Garter Belts and Girl Power: Postfeminism in the Victoria's Secret Holiday Campaign
by Stefanie E. Davis — The Pennsylvania State University
December 29, 2016 – 14:54
It holds the title of “biggest lingerie shoot in history.” The 2016 Victoria’s Secret holiday campaign is an extravagant and over-the-top example of holiday advertising culture. Millions of dollars were spent to create this 3-minute short film that features gorgeous models in stunning outfits at exotic locations. The premise of the film is an invitation-only all-girls party at the enchanting Château de Vaux-le-Vicomte castle near Paris. The short film served as the precursor to the 2016 Victoria’s Secret Fashion Show. Each year, the show is the capstone of the lingerie company’s holiday campaign and is still the most-watched fashion show of all time.
I appreciate this year’s short film advertisement because of its postfeminist approach. In previous Victoria’s Secret commercials, the models were shown as pure sex objects. Women were submissive to the sexual desires of men and were treated as such. Women were supposed to buy lingerie to make their man happy and play into his fantasy. But this year’s ad is strikingly different.
The 2016 holiday campaign is a celebration of girl power. The models arrive on horseback and are treated like royalty as soon as they enter the castle. They are presented with a beautiful holiday table with pastries, cakes, and candies. They are waited on by white-gloved male servants in full uniform. In fact, the only men shown in the ad are portrayed in servant-like roles. Women are no longer shown as sex objects, but as independent thinkers who choose to be sexy.

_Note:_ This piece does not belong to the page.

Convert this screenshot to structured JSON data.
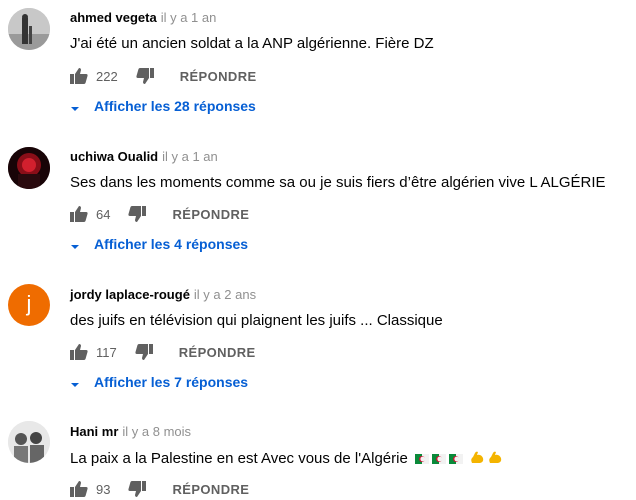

The ideas of choice and sexual empowerment are classic staples of the postfeminist school of thought.
It’s refreshing to see Victoria’s Secret take such an approach because their media reaches millions of people worldwide. According to Nielson, the 2016 Victoria’s Secret Fashion Show won the social media ratings across all television that night, even beating out Monday Night Football. With such large reach and so much influence, it is critical that these ad campaigns perpetuate a positive message for females.
Lingerie can be criticized as a sexist product that encourages women to be submissive to men. I applaud Victoria’s Secret and their latest holiday ad campaign for engaging with the idea of sexual confidence and empowerment for all women. This ad serves as an energizing celebration of female sexuality.